Local Obituaries

Food writer Josh Ozersky, a Kendall native, dies in Chicago

Joshua Ozersky: Died Monday in Chicago. He was 47 and a native of Kendall.
Joshua Ozersky: Died Monday in Chicago. He was 47 and a native of Kendall. CNN

Josh Ozersky, a rabble-rousing food writer for Esquire magazine whose prose reflected the pleasures and excesses of his eating adventures, was found dead Monday at a hotel on Chicago’s Near North Side, according to the Cook County medical examiner’s office.

Ozersky, 47, was a native of Kendall, living there until he was 12. He returned to South Florida in February for the South Beach Wine & Food Festival, where he hosted Meatopia, a celebration of carnivorous eating.

“The first restaurant I fell in love with was Lila’s, which was on Calle Ocho ... in Westchester,” Ozersky told the Miami Herald last year. “Just thinking about that toasted bread with margarine on it, the palomilla steak, the flan. Those things are the true soul of growing up in Miami, I think.”

Ozersky had recently moved to Portland, Oregon, and was in Chicago for the annual James Beard Foundation Awards gala; he was on the awards committee and had previously won a Beard honor. He was pronounced dead at 11:40 a.m. Monday at the Conrad Chicago Hotel, 521 N. Rush St., according to the medical examiner’s office.

Ozersky was a writer unafraid to tackle old guards, unapologetic for his strong opinions on subjects from bourbon to steak. But Ozersky also wrote about himself and his family with a vulnerability not often seen in contemporary food writing.

He was equally as unabashed about his love for meat.

“He was an advocate for maximalist food. He loved meat, and he saw great meat-cookery as the ultimate expression of culinary culture,” said John T. Edge, director of the Southern Foodways Alliance and noted food writer who attended Monday’s Beard awards.

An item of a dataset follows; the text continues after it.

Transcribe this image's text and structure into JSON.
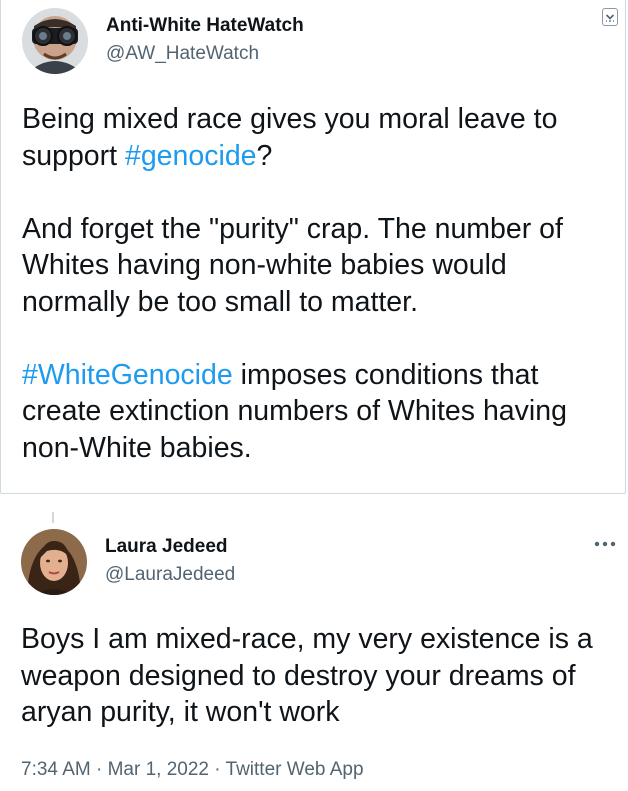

“There was an absurdist taint to it, but there was a genuine celebration in his work, and through the work at his event Meatopia, he found a mechanism to tell his story. And he told it really well. He was a really good writer,” Edge said. “He bared his soul through writing about food and set a standard for that sort of writing. Everything he did was overwrought and purposefully so. He didn’t apologize for that. He wore his emotion and love of food on his sleeve.”

Ozersky had been a frequent contributor to Time, Wall Street Journal, Food & Wine, and a number of other publications. He also wrote The Hamburger: A History (2008) and Meat Me In Manhattan: A Carnivore’s Guide to New York City (2003). and was the founding editor of New York Magazine’s food blog, Grub Street, plus a winner of the James Beard Award.

Kat Kinsman, the editor of the food website Tasting Table, said she last saw Ozersky Sunday afternoon at the hotel they shared.

“He just liked what he liked so much, and probably a bit louder than anybody else,” Kinsman said. “He was not afraid to make waves.”

Michael Russell, a food critic at The Oregonian in Portland, said he and Ozersky had become better acquainted after Ozersky’s recent move to the city. They had even been discussing a time to grab a burger together sometime after Ozersky returned to Portland.

“I would say that his time out here was too short, but he had already made a lot of friends in the chef and food writer communities and had eaten his way through a scary number of our best restaurants.”

Ozersky’s body will be examined Tuesday, according to the medical examiner’s office. A cause of death was not available.

Miami Herald food editor Evan S. Benn contributed to this report.